*** Opening DATA PROVIDED ***

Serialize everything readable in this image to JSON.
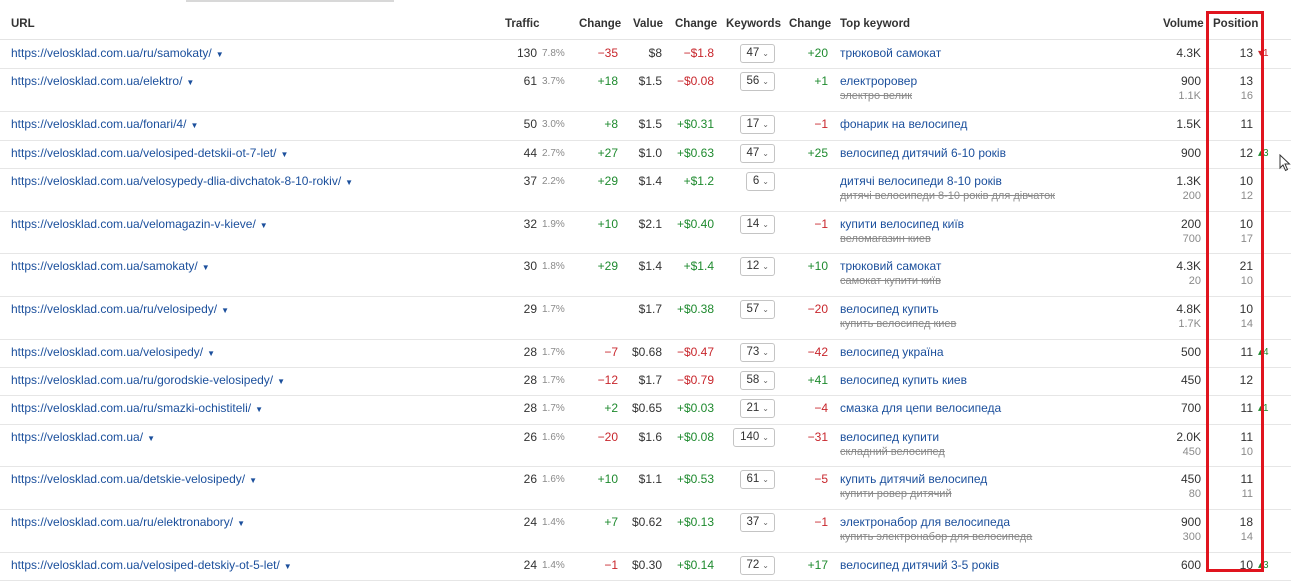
{
  "header": {
    "url": "URL",
    "traffic": "Traffic",
    "change1": "Change",
    "value": "Value",
    "change2": "Change",
    "keywords": "Keywords",
    "change3": "Change",
    "top_keyword": "Top keyword",
    "volume": "Volume",
    "position": "Position"
  },
  "rows": [
    {
      "url": "https://velosklad.com.ua/ru/samokaty/",
      "traffic": "130",
      "pct": "7.8%",
      "chg1": "−35",
      "chg1_dir": "down",
      "value": "$8",
      "chg2": "−$1.8",
      "chg2_dir": "down",
      "kw": "47",
      "chg3": "+20",
      "chg3_dir": "up",
      "kw1": "трюковой самокат",
      "kw2": "",
      "vol1": "4.3K",
      "vol2": "",
      "pos1": "13",
      "pos2": "",
      "pc": "▾1",
      "pc_dir": "down"
    },
    {
      "url": "https://velosklad.com.ua/elektro/",
      "traffic": "61",
      "pct": "3.7%",
      "chg1": "+18",
      "chg1_dir": "up",
      "value": "$1.5",
      "chg2": "−$0.08",
      "chg2_dir": "down",
      "kw": "56",
      "chg3": "+1",
      "chg3_dir": "up",
      "kw1": "електроровер",
      "kw2": "электро велик",
      "vol1": "900",
      "vol2": "1.1K",
      "pos1": "13",
      "pos2": "16",
      "pc": "",
      "pc_dir": ""
    },
    {
      "url": "https://velosklad.com.ua/fonari/4/",
      "traffic": "50",
      "pct": "3.0%",
      "chg1": "+8",
      "chg1_dir": "up",
      "value": "$1.5",
      "chg2": "+$0.31",
      "chg2_dir": "up",
      "kw": "17",
      "chg3": "−1",
      "chg3_dir": "down",
      "kw1": "фонарик на велосипед",
      "kw2": "",
      "vol1": "1.5K",
      "vol2": "",
      "pos1": "11",
      "pos2": "",
      "pc": "",
      "pc_dir": ""
    },
    {
      "url": "https://velosklad.com.ua/velosiped-detskii-ot-7-let/",
      "traffic": "44",
      "pct": "2.7%",
      "chg1": "+27",
      "chg1_dir": "up",
      "value": "$1.0",
      "chg2": "+$0.63",
      "chg2_dir": "up",
      "kw": "47",
      "chg3": "+25",
      "chg3_dir": "up",
      "kw1": "велосипед дитячий 6-10 років",
      "kw2": "",
      "vol1": "900",
      "vol2": "",
      "pos1": "12",
      "pos2": "",
      "pc": "▴3",
      "pc_dir": "up"
    },
    {
      "url": "https://velosklad.com.ua/velosypedy-dlia-divchatok-8-10-rokiv/",
      "traffic": "37",
      "pct": "2.2%",
      "chg1": "+29",
      "chg1_dir": "up",
      "value": "$1.4",
      "chg2": "+$1.2",
      "chg2_dir": "up",
      "kw": "6",
      "chg3": "",
      "chg3_dir": "",
      "kw1": "дитячі велосипеди 8-10 років",
      "kw2": "дитячі велосипеди 8-10 років для дівчаток",
      "vol1": "1.3K",
      "vol2": "200",
      "pos1": "10",
      "pos2": "12",
      "pc": "",
      "pc_dir": ""
    },
    {
      "url": "https://velosklad.com.ua/velomagazin-v-kieve/",
      "traffic": "32",
      "pct": "1.9%",
      "chg1": "+10",
      "chg1_dir": "up",
      "value": "$2.1",
      "chg2": "+$0.40",
      "chg2_dir": "up",
      "kw": "14",
      "chg3": "−1",
      "chg3_dir": "down",
      "kw1": "купити велосипед київ",
      "kw2": "веломагазин киев",
      "vol1": "200",
      "vol2": "700",
      "pos1": "10",
      "pos2": "17",
      "pc": "",
      "pc_dir": ""
    },
    {
      "url": "https://velosklad.com.ua/samokaty/",
      "traffic": "30",
      "pct": "1.8%",
      "chg1": "+29",
      "chg1_dir": "up",
      "value": "$1.4",
      "chg2": "+$1.4",
      "chg2_dir": "up",
      "kw": "12",
      "chg3": "+10",
      "chg3_dir": "up",
      "kw1": "трюковий самокат",
      "kw2": "самокат купити київ",
      "vol1": "4.3K",
      "vol2": "20",
      "pos1": "21",
      "pos2": "10",
      "pc": "",
      "pc_dir": ""
    },
    {
      "url": "https://velosklad.com.ua/ru/velosipedy/",
      "traffic": "29",
      "pct": "1.7%",
      "chg1": "",
      "chg1_dir": "",
      "value": "$1.7",
      "chg2": "+$0.38",
      "chg2_dir": "up",
      "kw": "57",
      "chg3": "−20",
      "chg3_dir": "down",
      "kw1": "велосипед купить",
      "kw2": "купить велосипед киев",
      "vol1": "4.8K",
      "vol2": "1.7K",
      "pos1": "10",
      "pos2": "14",
      "pc": "",
      "pc_dir": ""
    },
    {
      "url": "https://velosklad.com.ua/velosipedy/",
      "traffic": "28",
      "pct": "1.7%",
      "chg1": "−7",
      "chg1_dir": "down",
      "value": "$0.68",
      "chg2": "−$0.47",
      "chg2_dir": "down",
      "kw": "73",
      "chg3": "−42",
      "chg3_dir": "down",
      "kw1": "велосипед україна",
      "kw2": "",
      "vol1": "500",
      "vol2": "",
      "pos1": "11",
      "pos2": "",
      "pc": "▴4",
      "pc_dir": "up"
    },
    {
      "url": "https://velosklad.com.ua/ru/gorodskie-velosipedy/",
      "traffic": "28",
      "pct": "1.7%",
      "chg1": "−12",
      "chg1_dir": "down",
      "value": "$1.7",
      "chg2": "−$0.79",
      "chg2_dir": "down",
      "kw": "58",
      "chg3": "+41",
      "chg3_dir": "up",
      "kw1": "велосипед купить киев",
      "kw2": "",
      "vol1": "450",
      "vol2": "",
      "pos1": "12",
      "pos2": "",
      "pc": "",
      "pc_dir": ""
    },
    {
      "url": "https://velosklad.com.ua/ru/smazki-ochistiteli/",
      "traffic": "28",
      "pct": "1.7%",
      "chg1": "+2",
      "chg1_dir": "up",
      "value": "$0.65",
      "chg2": "+$0.03",
      "chg2_dir": "up",
      "kw": "21",
      "chg3": "−4",
      "chg3_dir": "down",
      "kw1": "смазка для цепи велосипеда",
      "kw2": "",
      "vol1": "700",
      "vol2": "",
      "pos1": "11",
      "pos2": "",
      "pc": "▴1",
      "pc_dir": "up"
    },
    {
      "url": "https://velosklad.com.ua/",
      "traffic": "26",
      "pct": "1.6%",
      "chg1": "−20",
      "chg1_dir": "down",
      "value": "$1.6",
      "chg2": "+$0.08",
      "chg2_dir": "up",
      "kw": "140",
      "chg3": "−31",
      "chg3_dir": "down",
      "kw1": "велосипед купити",
      "kw2": "складний велосипед",
      "vol1": "2.0K",
      "vol2": "450",
      "pos1": "11",
      "pos2": "10",
      "pc": "",
      "pc_dir": ""
    },
    {
      "url": "https://velosklad.com.ua/detskie-velosipedy/",
      "traffic": "26",
      "pct": "1.6%",
      "chg1": "+10",
      "chg1_dir": "up",
      "value": "$1.1",
      "chg2": "+$0.53",
      "chg2_dir": "up",
      "kw": "61",
      "chg3": "−5",
      "chg3_dir": "down",
      "kw1": "купить дитячий велосипед",
      "kw2": "купити ровер дитячий",
      "vol1": "450",
      "vol2": "80",
      "pos1": "11",
      "pos2": "11",
      "pc": "",
      "pc_dir": ""
    },
    {
      "url": "https://velosklad.com.ua/ru/elektronabory/",
      "traffic": "24",
      "pct": "1.4%",
      "chg1": "+7",
      "chg1_dir": "up",
      "value": "$0.62",
      "chg2": "+$0.13",
      "chg2_dir": "up",
      "kw": "37",
      "chg3": "−1",
      "chg3_dir": "down",
      "kw1": "электронабор для велосипеда",
      "kw2": "купить электронабор для велосипеда",
      "vol1": "900",
      "vol2": "300",
      "pos1": "18",
      "pos2": "14",
      "pc": "",
      "pc_dir": ""
    },
    {
      "url": "https://velosklad.com.ua/velosiped-detskiy-ot-5-let/",
      "traffic": "24",
      "pct": "1.4%",
      "chg1": "−1",
      "chg1_dir": "down",
      "value": "$0.30",
      "chg2": "+$0.14",
      "chg2_dir": "up",
      "kw": "72",
      "chg3": "+17",
      "chg3_dir": "up",
      "kw1": "велосипед дитячий 3-5 років",
      "kw2": "",
      "vol1": "600",
      "vol2": "",
      "pos1": "10",
      "pos2": "",
      "pc": "▴3",
      "pc_dir": "up"
    }
  ],
  "colors": {
    "link": "#1b4f9c",
    "positive": "#1e8a2e",
    "negative": "#c8262c",
    "highlight": "#e0141e"
  }
}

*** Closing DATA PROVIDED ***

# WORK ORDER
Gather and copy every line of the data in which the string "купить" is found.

# OUTPUT
      "kw1": "велосипед купить",
      "kw2": "купить велосипед киев",
      "kw1": "велосипед купить киев",
      "kw1": "купить дитячий велосипед",
      "kw2": "купить электронабор для велосипеда",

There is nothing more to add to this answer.